Your practice becomes an unending stream where everything is carried onto the path.  Drip, drip;)

Thursday, June 13, 2013

What do you Do for a Living?

I am a pharmacist.  I count pills, verify prescriptions, talk to doctors, counsel patients on their medications and answer a lot of questions.  That is my job.  It is rather repetitive.  I am a replaceable cog in the healthcare industrial machine. 

You might be a teacher, engineer or programmer.  You might be a project manager, carpenter, scientist, paralegal, author, lawyer, or designer.  You might even be homeless.  You most definitely are a friend, a neighbor and maybe even a parent.

That is your form.

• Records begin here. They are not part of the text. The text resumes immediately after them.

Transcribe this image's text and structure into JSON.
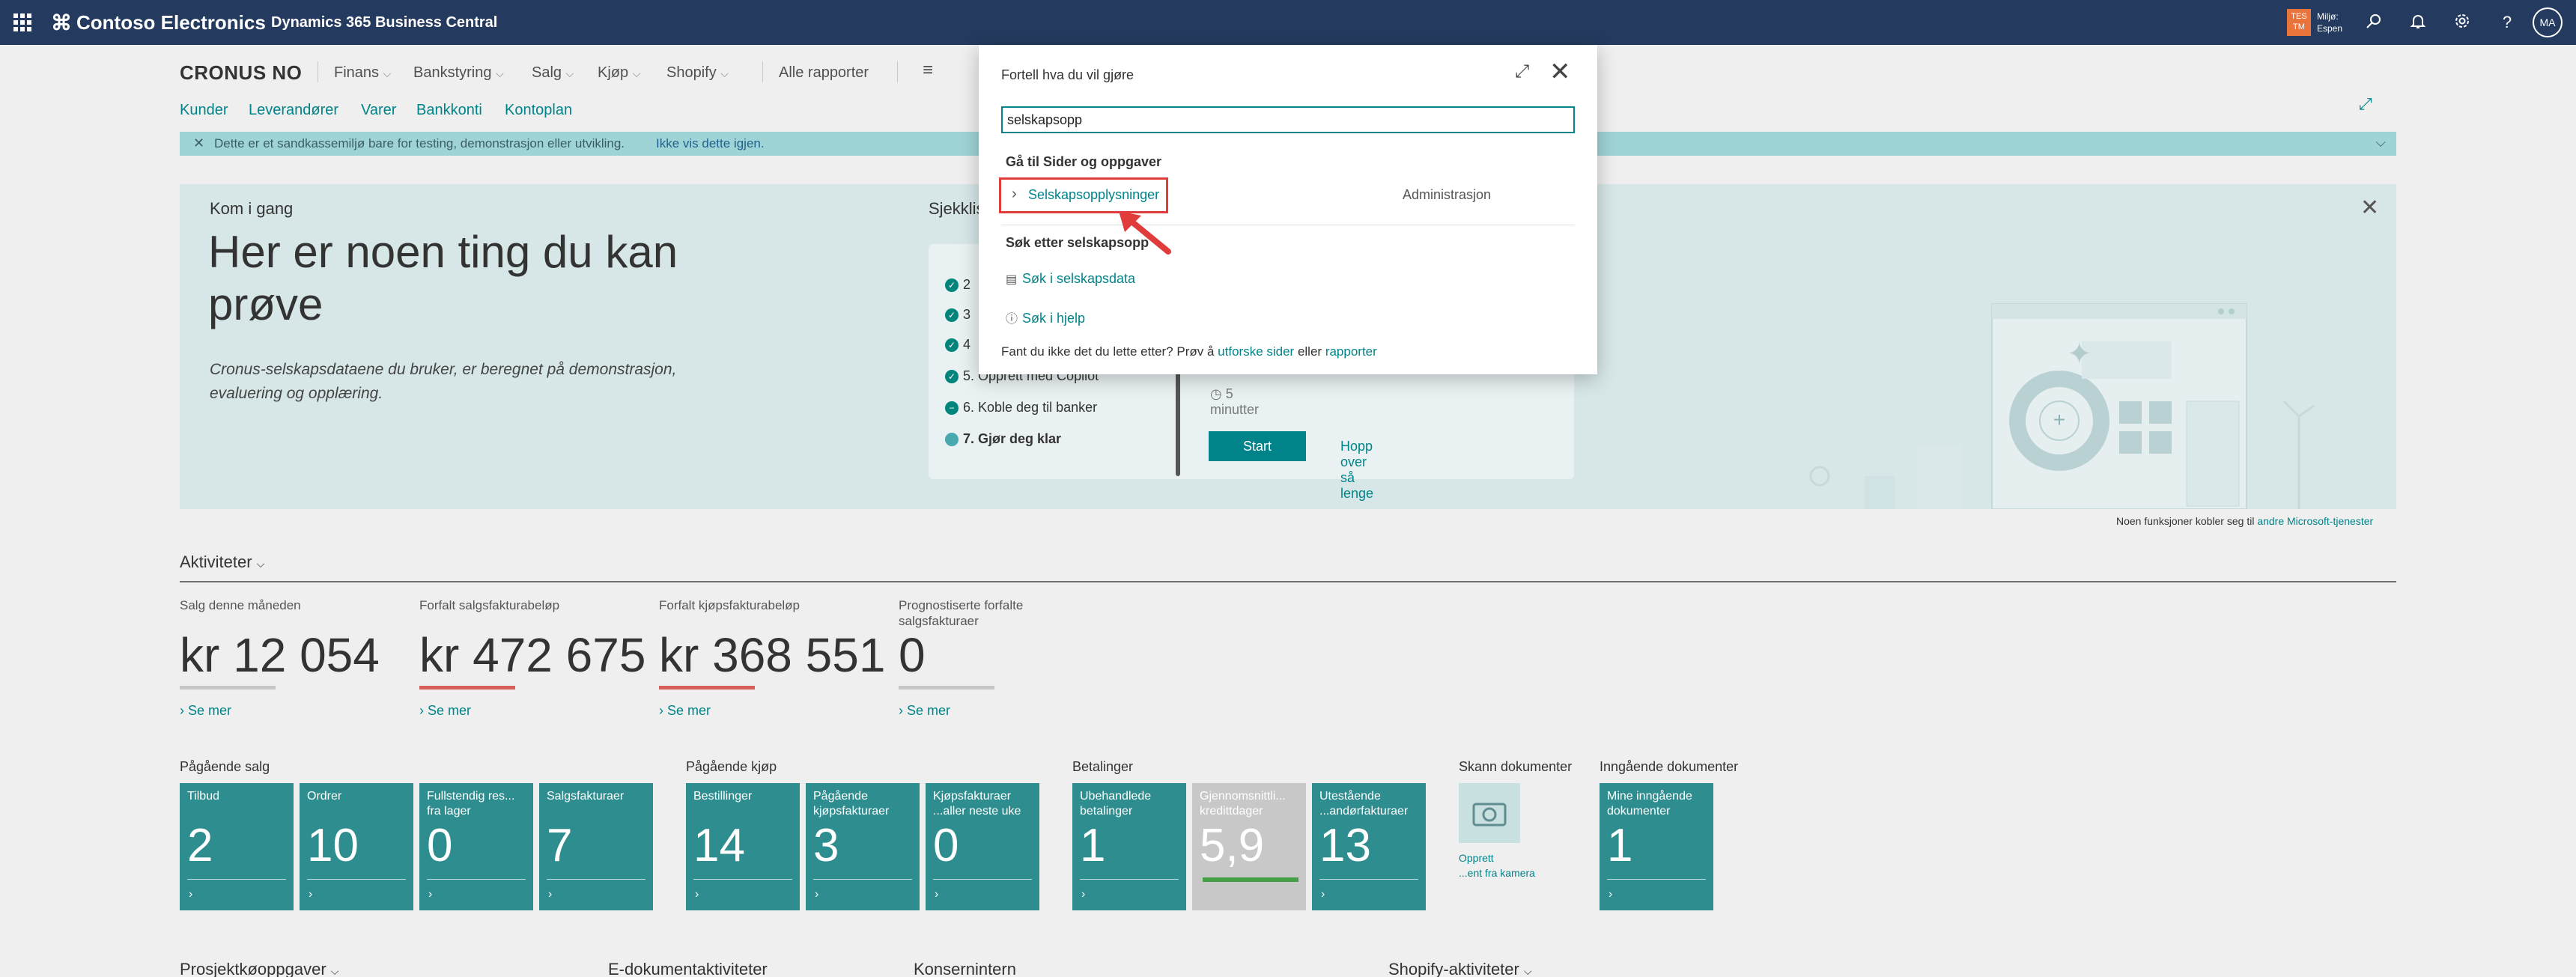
{
  "topbar": {
    "brand": "Contoso Electronics",
    "product": "Dynamics 365 Business Central",
    "env_badge": "TES TM",
    "env_line1": "Miljø:",
    "env_line2": "Espen",
    "avatar": "MA",
    "icons": [
      "waffle-icon",
      "search-icon",
      "bell-icon",
      "gear-icon",
      "help-icon"
    ]
  },
  "header": {
    "company": "CRONUS NO",
    "menu": [
      "Finans",
      "Bankstyring",
      "Salg",
      "Kjøp",
      "Shopify"
    ],
    "all_reports": "Alle rapporter",
    "links": [
      "Kunder",
      "Leverandører",
      "Varer",
      "Bankkonti",
      "Kontoplan"
    ]
  },
  "banner": {
    "message": "Dette er et sandkassemiljø bare for testing, demonstrasjon eller utvikling.",
    "link": "Ikke vis dette igjen."
  },
  "getstarted": {
    "kicker": "Kom i gang",
    "headline": "Her er noen ting du kan prøve",
    "sub": "Cronus-selskapsdataene du bruker, er beregnet på demonstrasjon, evaluering og opplæring.",
    "checklist_title": "Sjekklis",
    "steps": [
      {
        "label": "2",
        "state": "done"
      },
      {
        "label": "3",
        "state": "done"
      },
      {
        "label": "4",
        "state": "done"
      },
      {
        "label": "5. Opprett med Copilot",
        "state": "done"
      },
      {
        "label": "6. Koble deg til banker",
        "state": "skipped"
      },
      {
        "label": "7. Gjør deg klar",
        "state": "current"
      }
    ],
    "time": "5 minutter",
    "start": "Start",
    "skip": "Hopp over så lenge"
  },
  "note": {
    "text": "Noen funksjoner kobler seg til",
    "link": "andre Microsoft-tjenester"
  },
  "activities": {
    "title": "Aktiviteter",
    "kpis": [
      {
        "label": "Salg denne måneden",
        "value": "kr 12 054",
        "bar": "#c8c8c8",
        "more": "Se mer"
      },
      {
        "label": "Forfalt salgsfakturabeløp",
        "value": "kr 472 675",
        "bar": "#d9605a",
        "more": "Se mer"
      },
      {
        "label": "Forfalt kjøpsfakturabeløp",
        "value": "kr 368 551",
        "bar": "#d9605a",
        "more": "Se mer"
      },
      {
        "label": "Prognostiserte forfalte salgsfakturaer",
        "value": "0",
        "bar": "#c8c8c8",
        "more": "Se mer"
      }
    ]
  },
  "groups": {
    "sales": "Pågående salg",
    "purchase": "Pågående kjøp",
    "payments": "Betalinger",
    "scan": "Skann dokumenter",
    "incoming": "Inngående dokumenter"
  },
  "tiles": [
    {
      "label": "Tilbud",
      "value": "2"
    },
    {
      "label": "Ordrer",
      "value": "10"
    },
    {
      "label": "Fullstendig res...\nfra lager",
      "value": "0"
    },
    {
      "label": "Salgsfakturaer",
      "value": "7"
    },
    {
      "label": "Bestillinger",
      "value": "14"
    },
    {
      "label": "Pågående\nkjøpsfakturaer",
      "value": "3"
    },
    {
      "label": "Kjøpsfakturaer\n...aller neste uke",
      "value": "0"
    },
    {
      "label": "Ubehandlede\nbetalinger",
      "value": "1"
    },
    {
      "label": "Gjennomsnittli...\nkredittdager",
      "value": "5,9"
    },
    {
      "label": "Utestående\n...andørfakturaer",
      "value": "13"
    },
    {
      "label": "Mine inngående\ndokumenter",
      "value": "1"
    }
  ],
  "scan_label_1": "Opprett",
  "scan_label_2": "...ent fra kamera",
  "bottom_sections": [
    "Prosjektkøoppgaver",
    "E-dokumentaktiviteter",
    "Konsernintern",
    "Shopify-aktiviteter"
  ],
  "dialog": {
    "title": "Fortell hva du vil gjøre",
    "search_value": "selskapsopp",
    "group_pages": "Gå til Sider og oppgaver",
    "result_name": "Selskapsopplysninger",
    "result_category": "Administrasjon",
    "group_search": "Søk etter selskapsopp",
    "opt_company_data": "Søk i selskapsdata",
    "opt_help": "Søk i hjelp",
    "footer_text": "Fant du ikke det du lette etter? Prøv å",
    "footer_link1": "utforske sider",
    "footer_mid": "eller",
    "footer_link2": "rapporter"
  }
}
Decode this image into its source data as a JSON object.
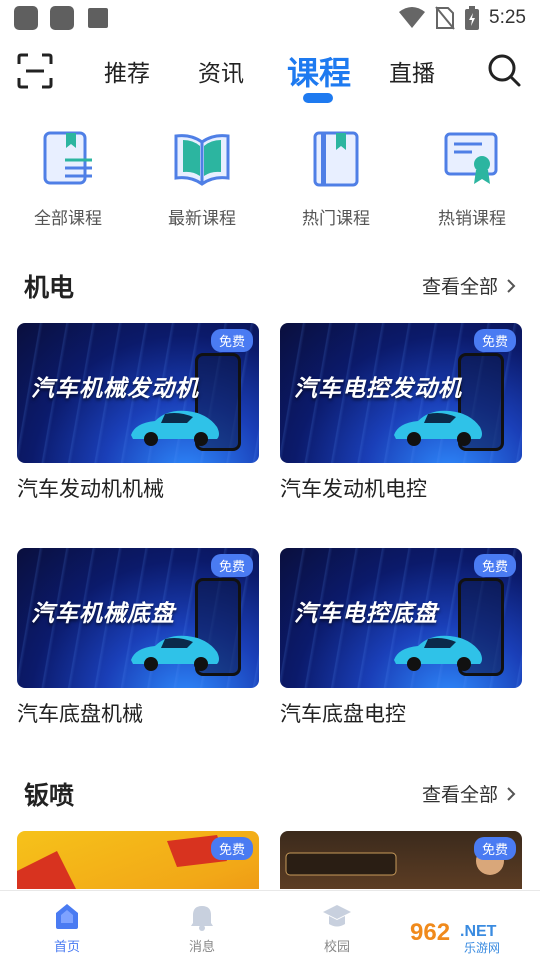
{
  "status_bar": {
    "time": "5:25"
  },
  "top_nav": {
    "tabs": [
      {
        "label": "推荐"
      },
      {
        "label": "资讯"
      },
      {
        "label": "课程",
        "active": true
      },
      {
        "label": "直播"
      }
    ],
    "scan_icon": "scan-icon",
    "search_icon": "search-icon"
  },
  "categories": [
    {
      "label": "全部课程",
      "icon": "book-list-icon"
    },
    {
      "label": "最新课程",
      "icon": "open-book-icon"
    },
    {
      "label": "热门课程",
      "icon": "bookmark-book-icon"
    },
    {
      "label": "热销课程",
      "icon": "certificate-icon"
    }
  ],
  "sections": [
    {
      "title": "机电",
      "more_label": "查看全部",
      "cards": [
        {
          "thumb_text": "汽车机械发动机",
          "badge": "免费",
          "title": "汽车发动机机械"
        },
        {
          "thumb_text": "汽车电控发动机",
          "badge": "免费",
          "title": "汽车发动机电控"
        },
        {
          "thumb_text": "汽车机械底盘",
          "badge": "免费",
          "title": "汽车底盘机械"
        },
        {
          "thumb_text": "汽车电控底盘",
          "badge": "免费",
          "title": "汽车底盘电控"
        }
      ]
    },
    {
      "title": "钣喷",
      "more_label": "查看全部",
      "cards": [
        {
          "badge": "免费"
        },
        {
          "badge": "免费"
        }
      ]
    }
  ],
  "bottom_nav": [
    {
      "label": "首页",
      "icon": "home-icon",
      "active": true
    },
    {
      "label": "消息",
      "icon": "bell-icon"
    },
    {
      "label": "校园",
      "icon": "graduation-cap-icon"
    }
  ],
  "colors": {
    "accent": "#1e7af0",
    "badge": "#4a7bf2",
    "icon_blue": "#4f7fe6"
  }
}
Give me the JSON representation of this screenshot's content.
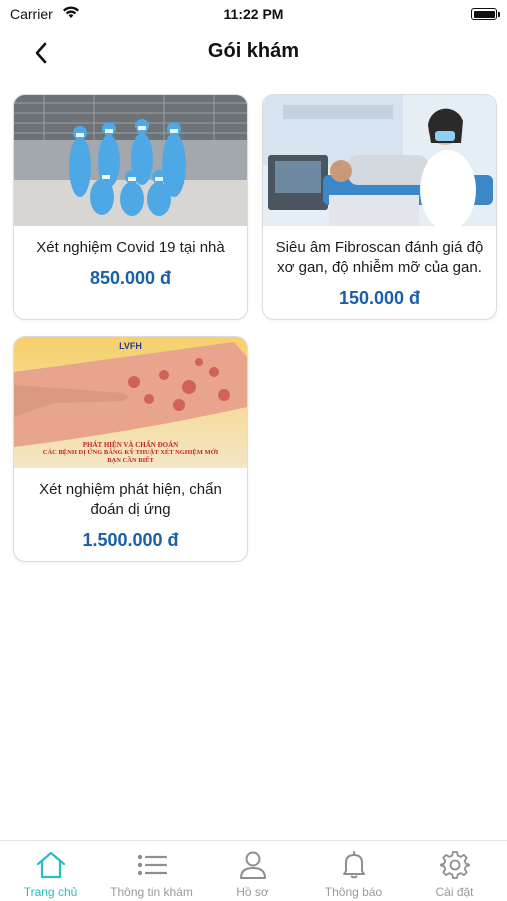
{
  "status_bar": {
    "carrier": "Carrier",
    "time": "11:22 PM"
  },
  "header": {
    "title": "Gói khám"
  },
  "packages": [
    {
      "title": "Xét nghiệm Covid 19 tại nhà",
      "price": "850.000 đ",
      "image": "covid-team-photo"
    },
    {
      "title": "Siêu âm Fibroscan đánh giá độ xơ gan, độ nhiễm mỡ của gan.",
      "price": "150.000 đ",
      "image": "fibroscan-photo"
    },
    {
      "title": "Xét nghiệm phát hiện, chẩn đoán dị ứng",
      "price": "1.500.000 đ",
      "image": "allergy-banner",
      "image_text": {
        "brand": "LVFH",
        "line1": "PHÁT HIỆN VÀ CHẨN ĐOÁN",
        "line2": "CÁC BỆNH DỊ ỨNG BẰNG KỸ THUẬT XÉT NGHIỆM MỚI",
        "line3": "BẠN CẦN BIẾT"
      }
    }
  ],
  "tabs": [
    {
      "label": "Trang chủ",
      "icon": "home-icon",
      "active": true
    },
    {
      "label": "Thông tin khám",
      "icon": "list-icon",
      "active": false
    },
    {
      "label": "Hồ sơ",
      "icon": "person-icon",
      "active": false
    },
    {
      "label": "Thông báo",
      "icon": "bell-icon",
      "active": false
    },
    {
      "label": "Cài đặt",
      "icon": "gear-icon",
      "active": false
    }
  ],
  "colors": {
    "accent": "#2bbcc4",
    "price": "#1b5fa6",
    "inactive": "#9a9a9a"
  }
}
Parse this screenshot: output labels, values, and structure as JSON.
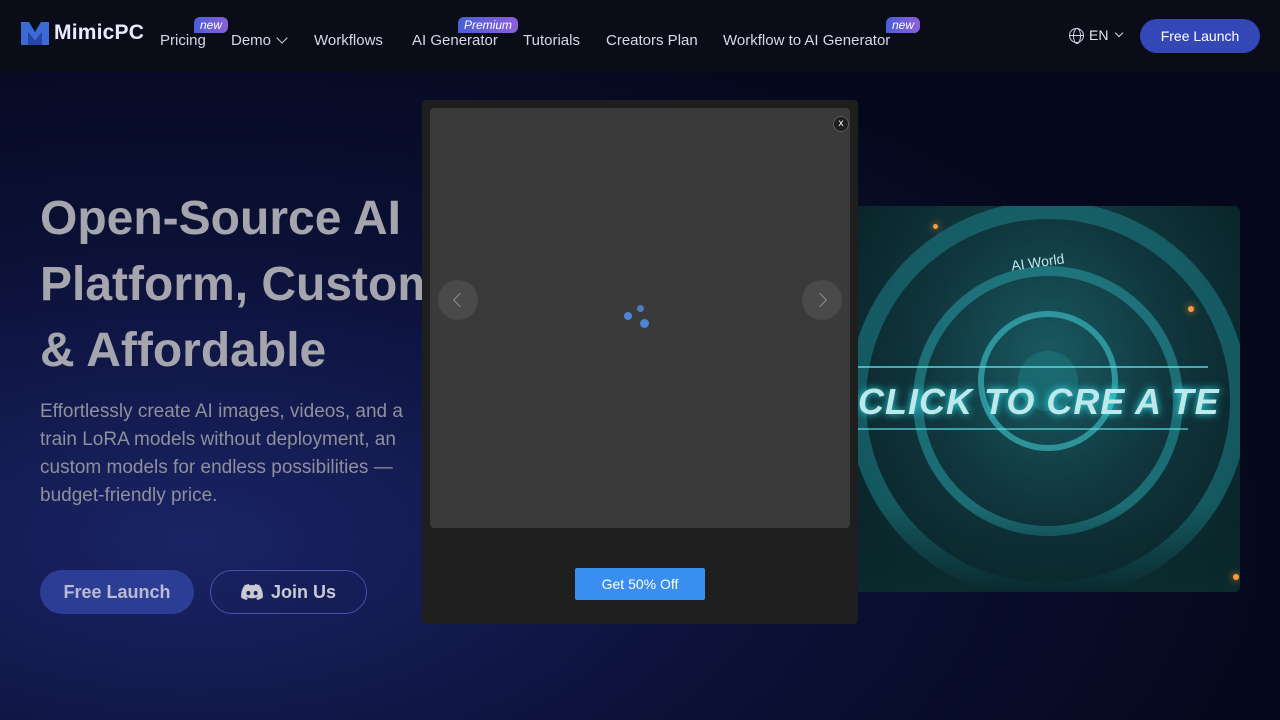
{
  "nav": {
    "brand": "MimicPC",
    "items": [
      {
        "label": "Pricing",
        "badge": "new"
      },
      {
        "label": "Demo",
        "badge": ""
      },
      {
        "label": "Workflows",
        "badge": ""
      },
      {
        "label": "AI Generator",
        "badge": "Premium"
      },
      {
        "label": "Tutorials",
        "badge": ""
      },
      {
        "label": "Creators Plan",
        "badge": ""
      },
      {
        "label": "Workflow to AI Generator",
        "badge": "new"
      }
    ],
    "language": "EN",
    "launch_label": "Free Launch"
  },
  "hero": {
    "title_lines": [
      "Open-Source AI",
      "Platform, Custom",
      "& Affordable"
    ],
    "description_lines": [
      "Effortlessly create AI images, videos, and a",
      "train LoRA models without deployment, an",
      "custom models for endless possibilities —",
      "budget-friendly price."
    ],
    "launch_label": "Free Launch",
    "join_label": "Join Us",
    "image_text": "CLICK TO CRE A TE",
    "image_small_text": "AI World"
  },
  "modal": {
    "close_label": "x",
    "promo_label": "Get 50% Off"
  },
  "colors": {
    "accent": "#3348b6",
    "promo": "#3a8ef0",
    "spinner": "#4d84d4"
  }
}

What if you were to train in the formless?

What if you trained in being open and receptive, trained to listen to the needs of others?  What if you trained in patience and generosity?  Love and kindness?  What if you intentionally cultivated focus and insight?  

Can you imagine in the course of doing your job that you could also do your art- which is to use reality, people and interactions as your canvas to share generosity, love and kindness.  To give gifts that don't have a limit.  To benefit others. 

Your job- which was repetitive and unfulfilling- could take on an infinite and endless potential.  It is a strange notion, but you could fulfill your aims and the aims of others simultaneously. 

That is work worth sharing.  And it pays dividends

Wednesday, June 12, 2013

Trim the Fat

Did you add a few extra pounds this year?  I did.

Are you going to get to work, train to get rid of them?

We all have our go-to programs- running, biking, lifting weights, cutting out the white carbs.  We know from our own experience what works and what doesn't.  If things aren't working, we will try something else and dig a little deeper.  You'll fight to make it happen.

You also know from experience that if you concede those ten pounds, those ten recruit their friends and it is a slippery slope from there.

Of course we are all carrying around some extra baggage in our heads- our stress, anxiety, fear, doubt and impatience.  Our neurosis.  You know it is there.  Don't be embarrassed, we have all it.

Do you do the work, do you train to get rid of it?

Not many people do.

If we concede it, that baggage will recruit its friends.  These are the kind of friends that party well into the night.  You'll wake up tired and crabby, meanwhile the baggage is off to a great start and is already recruiting more friends for the next party.

Your mind is extremely precious.  It is your most valuable asset.  Don't concede it just because you haven't learned how to train your mind and no one around you cares to try.  

So the next time someone asks if you work out, give them an emphatic 'YES, every day.' 


Tuesday, June 11, 2013

Crossing the Chasm

Conventional wisdom says it is better to keep moving forward, one step at a time.  Don't give up any ground, don't lose that forward momentum. 

Especially when you are encountering the resistance

But now we know what the resistance really is.  Paradoxically, as we are plodding ahead one step at a time, our unwillingness to give up any ground actually feeds the resistance. 

The resistance hides in holding onto a ground.

So take two steps back. 

Be willing to be vulnerable, to expose your flaws.  Relax the tight grip on whatever it is that you are holding onto.

By letting go of your ground, the resistance has nothing to stand on.  You've opened up a shift in space

Now you can trust in the practice, step forward, and have the momentum to leap over the chasm. 

Welcome to the other side.